Notice: Undefined offset: 0 in /home/rmhu6fn7r820/public_html/wp-content/themes/opskill-123help/functions.php on line 75
Notice: Trying to get property 'status' of non-object in /home/rmhu6fn7r820/public_html/wp-content/themes/opskill-123help/functions.php on line 75
Essay > Words: 738 > Rating: Excellent > Buy full access at $1
A journal called, The Colour of Discipline: Sources of Racial and Gender Disproportionality In School Punishment, by Russell J. Skiba, Robert S. Michael, Abra Carroll Nardo, and Reece L. Peterson, focuses on the level of stereotype and racial discrimination in schools. According to the journal the minority group in America is ever on the losing end of the schooling system. This is because they are usually viewed with a certain stereotype that white students are not viewed with. The male gender is also on the losing side because girls are perceived to be naturally calm people and when they are involved in some wrong activity they are given second and third chances but the boys are not.

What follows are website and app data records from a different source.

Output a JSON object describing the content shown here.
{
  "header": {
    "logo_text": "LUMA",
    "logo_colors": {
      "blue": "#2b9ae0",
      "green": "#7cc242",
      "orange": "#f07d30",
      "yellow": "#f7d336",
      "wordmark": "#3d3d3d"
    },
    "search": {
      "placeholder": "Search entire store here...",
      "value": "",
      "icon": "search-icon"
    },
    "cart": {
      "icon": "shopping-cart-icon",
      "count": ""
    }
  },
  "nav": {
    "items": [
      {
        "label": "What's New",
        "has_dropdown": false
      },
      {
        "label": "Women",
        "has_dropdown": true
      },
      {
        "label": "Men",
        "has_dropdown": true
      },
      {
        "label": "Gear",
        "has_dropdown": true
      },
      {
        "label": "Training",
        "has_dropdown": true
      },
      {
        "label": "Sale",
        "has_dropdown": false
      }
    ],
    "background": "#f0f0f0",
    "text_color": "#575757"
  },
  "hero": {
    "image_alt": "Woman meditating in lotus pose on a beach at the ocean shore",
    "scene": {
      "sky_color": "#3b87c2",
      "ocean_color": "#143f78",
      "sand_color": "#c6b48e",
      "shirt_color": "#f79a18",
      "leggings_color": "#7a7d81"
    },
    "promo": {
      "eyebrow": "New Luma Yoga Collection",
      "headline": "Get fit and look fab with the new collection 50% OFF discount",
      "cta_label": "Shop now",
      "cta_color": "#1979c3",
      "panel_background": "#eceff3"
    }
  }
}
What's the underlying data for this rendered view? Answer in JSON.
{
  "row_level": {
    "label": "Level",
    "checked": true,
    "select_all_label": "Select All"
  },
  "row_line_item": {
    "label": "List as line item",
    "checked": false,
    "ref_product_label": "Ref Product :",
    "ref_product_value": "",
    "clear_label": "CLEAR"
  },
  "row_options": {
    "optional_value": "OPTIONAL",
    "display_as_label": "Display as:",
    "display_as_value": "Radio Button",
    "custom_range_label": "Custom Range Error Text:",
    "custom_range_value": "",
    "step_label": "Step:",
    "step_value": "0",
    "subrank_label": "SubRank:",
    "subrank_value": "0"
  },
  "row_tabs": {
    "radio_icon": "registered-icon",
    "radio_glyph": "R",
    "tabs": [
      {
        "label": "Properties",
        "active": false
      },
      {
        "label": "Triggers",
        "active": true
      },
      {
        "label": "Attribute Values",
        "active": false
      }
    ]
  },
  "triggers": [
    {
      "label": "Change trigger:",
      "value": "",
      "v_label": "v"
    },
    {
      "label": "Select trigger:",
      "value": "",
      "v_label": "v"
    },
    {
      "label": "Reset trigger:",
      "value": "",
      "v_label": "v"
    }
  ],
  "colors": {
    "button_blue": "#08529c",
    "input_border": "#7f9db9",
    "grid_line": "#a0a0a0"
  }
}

The main reason for the punishment discrimination is because most of the students from the minority race are socio economically not well off. This means the schools offers them free lunch and even caters for part of their tuition fee, in a nutshell they are a liability to the school and when they commit a mistake they are easily suspended or expelled from schools (Costenbader, 1994). Children whose parents do not have a full time job are discriminated against as compared to children whose parents have full time jobs. Blacks and Latinos are viewed as very violent and when they are in a group of friends they are referred to as a gang, this means a small incidence they are the first suspects and if they were in the least involved they would face severe punishment that if it were a group of white boys the case would have been different.
According to the Children Defence Fund, 1995, an African-American male has sixteen times more likely to be .............
Type: Essay || Words: 738 Rating || ExcellentSubscribe at $1 to view the full document.
Buy access at $1